Jim Henson was born in rural Mississippi in 1936, where he spent the first ten years of his life before mainly living his adolescence in Maryland and the Washington, DC area. People say there were parts of him that were very much the reserved, polite Southern gentleman--particularly in his manners--but you can also see his rural upbringing in some of the music he liked and often featured on The Muppet Show and in other projects.
The Gogolala Jubilee Jugband were a way to get some of the country and novelty music he'd liked as a kid onto The Muppet Show. They barely had names or distinctive personalities; they were mainly a music delivery device for fun little numbers. In fact, they were so non-distinct in character that they often had different performers. They were put together out of what the Muppet people call Whatnot Muppets, which are blank Muppets that any features can be molded on to. And their name speaks to Jim Henson's love of nonsense words.
The Hillbilly Singer had appeared earlier in the season, in a slightly different look, for probably my favorite segment featuring the Gogolala Jubilee Jugband, this cover of Tompall Glaser's "Put Another Log on the Fire," featuring Candice Bergen. (This song was, of course, written by Shel Silverstein.)
The final appearance by any of the Gogolala Jubilee Jugband is this little spot from late in the first season, a performance of the old Carson Jay Robison song "Life Gets Teejus, Don't It."
I'm not sure exactly why the decision was made to drop the band. They were part of a musical tradition that Jim Henson deeply enjoyed. They were actually the second Muppet country music band; the first was the Country Trio, which are really caricatures of Jim Henson, Frank Oz and Jerry Nelson. They pre-date The Muppet Show, appearing first on The Perry Como Winter Show, then on The Dick Cavett Show, and intermittently on The Muppet Show.
I wonder a little bit if the decision was made partially because of the departure of the two of the band's performers, Eren Ozker (seen above with Richard Hunt) and Peter Friedman, after the first season of The Muppet Show. Or, really, Jim could have just found new designs he liked and gone with them, as sometimes happened. Fozzie Bear and Miss Piggy were redesigned after that first season.

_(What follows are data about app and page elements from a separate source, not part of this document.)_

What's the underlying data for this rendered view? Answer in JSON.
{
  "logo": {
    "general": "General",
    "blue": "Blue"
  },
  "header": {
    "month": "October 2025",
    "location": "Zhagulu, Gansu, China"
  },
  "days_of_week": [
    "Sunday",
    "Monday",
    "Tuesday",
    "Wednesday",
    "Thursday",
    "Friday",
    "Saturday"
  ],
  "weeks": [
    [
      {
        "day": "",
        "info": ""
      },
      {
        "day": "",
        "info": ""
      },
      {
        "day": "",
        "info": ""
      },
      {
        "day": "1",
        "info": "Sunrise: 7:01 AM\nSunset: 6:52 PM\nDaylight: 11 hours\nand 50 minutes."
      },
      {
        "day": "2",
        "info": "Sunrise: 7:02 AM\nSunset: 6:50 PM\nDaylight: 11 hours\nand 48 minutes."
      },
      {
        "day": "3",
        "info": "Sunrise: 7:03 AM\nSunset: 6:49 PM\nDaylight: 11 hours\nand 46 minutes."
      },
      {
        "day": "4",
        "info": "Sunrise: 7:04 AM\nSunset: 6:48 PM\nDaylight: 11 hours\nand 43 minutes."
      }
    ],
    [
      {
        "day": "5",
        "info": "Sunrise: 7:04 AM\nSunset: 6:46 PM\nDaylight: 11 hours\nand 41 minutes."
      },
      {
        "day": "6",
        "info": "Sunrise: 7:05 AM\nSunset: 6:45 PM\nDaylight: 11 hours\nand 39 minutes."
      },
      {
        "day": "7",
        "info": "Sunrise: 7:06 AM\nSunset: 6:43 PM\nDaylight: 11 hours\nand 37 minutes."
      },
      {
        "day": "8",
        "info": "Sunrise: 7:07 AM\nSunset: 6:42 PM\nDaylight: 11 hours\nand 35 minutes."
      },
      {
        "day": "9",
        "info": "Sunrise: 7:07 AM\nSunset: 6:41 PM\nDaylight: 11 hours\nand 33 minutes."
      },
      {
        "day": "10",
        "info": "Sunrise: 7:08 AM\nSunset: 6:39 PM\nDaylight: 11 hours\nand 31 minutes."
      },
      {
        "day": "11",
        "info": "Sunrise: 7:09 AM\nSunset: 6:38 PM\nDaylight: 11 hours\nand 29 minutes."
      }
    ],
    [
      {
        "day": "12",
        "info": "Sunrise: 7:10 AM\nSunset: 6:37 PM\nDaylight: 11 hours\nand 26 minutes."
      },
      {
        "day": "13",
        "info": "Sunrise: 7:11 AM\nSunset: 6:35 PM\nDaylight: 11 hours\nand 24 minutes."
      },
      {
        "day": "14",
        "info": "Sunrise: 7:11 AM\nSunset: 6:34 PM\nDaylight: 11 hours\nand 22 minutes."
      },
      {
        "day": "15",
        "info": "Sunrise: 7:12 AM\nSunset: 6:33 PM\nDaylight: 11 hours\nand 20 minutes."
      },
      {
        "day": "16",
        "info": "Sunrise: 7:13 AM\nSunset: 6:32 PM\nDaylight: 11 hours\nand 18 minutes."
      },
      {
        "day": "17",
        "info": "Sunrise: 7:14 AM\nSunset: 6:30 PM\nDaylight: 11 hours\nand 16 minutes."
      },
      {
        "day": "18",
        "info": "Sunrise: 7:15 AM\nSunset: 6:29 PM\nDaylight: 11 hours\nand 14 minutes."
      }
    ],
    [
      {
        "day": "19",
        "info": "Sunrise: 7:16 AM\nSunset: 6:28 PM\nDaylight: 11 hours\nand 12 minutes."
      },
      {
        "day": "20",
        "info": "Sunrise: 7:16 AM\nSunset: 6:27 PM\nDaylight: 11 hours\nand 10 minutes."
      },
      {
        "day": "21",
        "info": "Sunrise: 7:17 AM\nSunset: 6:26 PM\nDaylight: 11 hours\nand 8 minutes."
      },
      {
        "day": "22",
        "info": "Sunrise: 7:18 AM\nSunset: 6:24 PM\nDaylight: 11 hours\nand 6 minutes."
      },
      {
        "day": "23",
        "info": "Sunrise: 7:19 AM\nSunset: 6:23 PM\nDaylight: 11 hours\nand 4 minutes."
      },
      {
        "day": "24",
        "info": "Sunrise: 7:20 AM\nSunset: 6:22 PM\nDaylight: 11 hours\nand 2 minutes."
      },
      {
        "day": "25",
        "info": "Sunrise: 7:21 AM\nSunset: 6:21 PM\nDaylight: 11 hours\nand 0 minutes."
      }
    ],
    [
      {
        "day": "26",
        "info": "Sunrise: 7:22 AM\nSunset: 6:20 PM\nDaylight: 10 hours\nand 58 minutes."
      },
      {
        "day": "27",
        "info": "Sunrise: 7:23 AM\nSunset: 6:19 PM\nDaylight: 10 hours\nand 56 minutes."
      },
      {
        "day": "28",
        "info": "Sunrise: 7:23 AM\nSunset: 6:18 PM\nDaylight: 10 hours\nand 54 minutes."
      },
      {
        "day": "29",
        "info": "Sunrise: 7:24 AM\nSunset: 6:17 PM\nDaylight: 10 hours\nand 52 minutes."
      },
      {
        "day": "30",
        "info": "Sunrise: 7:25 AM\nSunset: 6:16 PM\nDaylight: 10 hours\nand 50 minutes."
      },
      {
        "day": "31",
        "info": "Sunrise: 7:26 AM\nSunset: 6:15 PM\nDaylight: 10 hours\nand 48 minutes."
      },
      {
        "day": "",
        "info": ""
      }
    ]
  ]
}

The Gogolala Jubilee Jugband was replaced by Lubbock Lou and His Jughuggers, who stayed throughout the show and even appear in the "Happiness Hotel" song in The Great Muppet Caper.
The Muppet Encyclopedia says the group disbanded over an argument about whether or not to put a hole in the washtub, which is a nice wink at Emmet Otter's Jug-Band Christmas.
Either way, we got some fun performances out of them while they lasted.